Transfer the ice cream to a quart container and freeze until the ice cream is firm, about 4 to 8 hours.
I’m having a moment with sour cherries. They never pop-up too much in LA. In Michigan, yes. But here, not so much. They’re pretty infrequent but OMG do I love them.
They’re the prettiest hue. Regular ol’ cherries, which I love, are usually much darker in hue, but sour cherries are the prettiest of pink. And their flavor! The perfect balance between tart and sweet. Sandwiched in between two pieces of flakey, buttery pie crust is a good move. A VERY good move.
I’m pretty sure I’m in a bit of a summer slump. I’ve been wearing the same short/t-shirt combo with birkenstocks for what feels like FOREVER and I feel like I’m somehow always sort of sweating. It’s a summer rut, I think. I’m not all that surprised it’s here; we’re close to August and the season has worn out its welcome a bit, amirite? We’re officially in those Dog Days of Summer.
The thing that still makes me excited about summer is scoring produce like sour cherries, bright yellow peaches and these super pretty red currants. There’s a small Armenian produce market not too far from my house and they always have some killer fruits and veggies.
I don’t go in there that often but whenever I do, I’m always being introduced to new-to-me types of plums and pears. (Last year I made this Sour Plum Brown Butter Upside Down Cake with sour plums I got there.)
Late last week I couldn’t keep my eyes off these currants. They were really beautiful and I figured their wonderful tartness would be awesome in a sweet clafoutis. I haven’t made one in a while but gosh whenever I do I wonder why it’s been so long.

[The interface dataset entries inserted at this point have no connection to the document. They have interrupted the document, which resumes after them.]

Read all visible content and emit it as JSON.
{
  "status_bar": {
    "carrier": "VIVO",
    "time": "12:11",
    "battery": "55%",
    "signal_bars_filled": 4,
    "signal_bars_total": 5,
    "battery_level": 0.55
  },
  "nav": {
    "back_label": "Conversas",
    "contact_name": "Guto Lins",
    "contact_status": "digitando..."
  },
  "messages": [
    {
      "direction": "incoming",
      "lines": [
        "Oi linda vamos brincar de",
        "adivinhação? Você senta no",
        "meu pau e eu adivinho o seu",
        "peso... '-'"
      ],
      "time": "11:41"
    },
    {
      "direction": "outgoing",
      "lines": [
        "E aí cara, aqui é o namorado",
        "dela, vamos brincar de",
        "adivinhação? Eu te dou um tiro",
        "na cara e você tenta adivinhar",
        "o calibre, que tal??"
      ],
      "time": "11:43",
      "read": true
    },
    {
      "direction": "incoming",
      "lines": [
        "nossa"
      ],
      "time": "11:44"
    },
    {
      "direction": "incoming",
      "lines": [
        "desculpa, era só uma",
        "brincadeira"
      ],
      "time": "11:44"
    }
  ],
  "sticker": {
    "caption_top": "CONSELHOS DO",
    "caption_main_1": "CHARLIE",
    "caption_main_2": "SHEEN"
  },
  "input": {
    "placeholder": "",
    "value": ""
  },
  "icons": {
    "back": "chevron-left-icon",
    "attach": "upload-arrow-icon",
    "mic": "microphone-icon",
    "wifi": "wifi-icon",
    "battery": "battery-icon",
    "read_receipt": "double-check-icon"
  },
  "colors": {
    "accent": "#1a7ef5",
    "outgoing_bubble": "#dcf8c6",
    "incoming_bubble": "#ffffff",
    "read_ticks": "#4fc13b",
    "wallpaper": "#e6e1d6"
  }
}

For this recipe I teamed up with Almond Breeze, making the recipe ultra special because it’s completely dairy-free.
I love sweet corn ice cream. Have you had it before? It’s sweet…and corn-y tasting. I’m at a bit of loss for descriptor words, forgive me. But you know what I mean! Almost like sweet creamed corn but with the texture of ice cream.
This is very similar, except that the texture is like a really good creme brûlée. When I worked my first restaurant job, we had a really bad creme brûlée on the menu; I didn’t care because my job was to dust the tops with sugar and burn the sugar with a blow torch. I was totally content with my small little job! I found it fun and satisfying.
If you make this recipe, try and find the most beautiful corn you can find. I found this super fragrant and sweet bi-colored corn at the market and was impressed with how flavorful it was. It’s necessary for the step of infusing the cream with corn and the chopped up chunks of cob.
The cream and corn hang out together for 30 minutes or so. I recommend giving it a taste and letting it steep some more if you think it needs it.
And then it’s pretty much just like normal creme brûlée. Cream is heated and tempered with egg yolks so no scrambled eggs occur. There’s a division of the custard and then it’s all baked in a water bath for 30 minutes or so.
This week is popsicle week on internets, if you haven’t noticed. My friend and fellow lover of reality TV/gifs, Billy, is hosting popsicle week for the second year in a row (last year I made these Cherry Lambic pops, which are still a big favorite of mine). To see a big list of all the participants and delicious popsicles check out his blog, Wit & Vinegar.
This year I teamed up with Almond Breeze to bring you your favorite childhood sandwich in popsicle form. That may sound weird but I can’t sing the praises of frozen peanut butter milk enough. The almond milk mixed with sweetened and salty peanut butter is like heaven. I could drink it by the glass, and I plan on doing so in the future, but I think my favorite version of it is in frozen form.
The concord grape jelly needs to be added sparingly, almost like how I prefer my PB&J sandwiches. I always make my PB&Js with a slight smear of jelly and a TON of peanut butter. Sloppy PB&Js were not my thing.
The almond milk marries so well with the creamy natural peanut butter. And both of them freeze really well.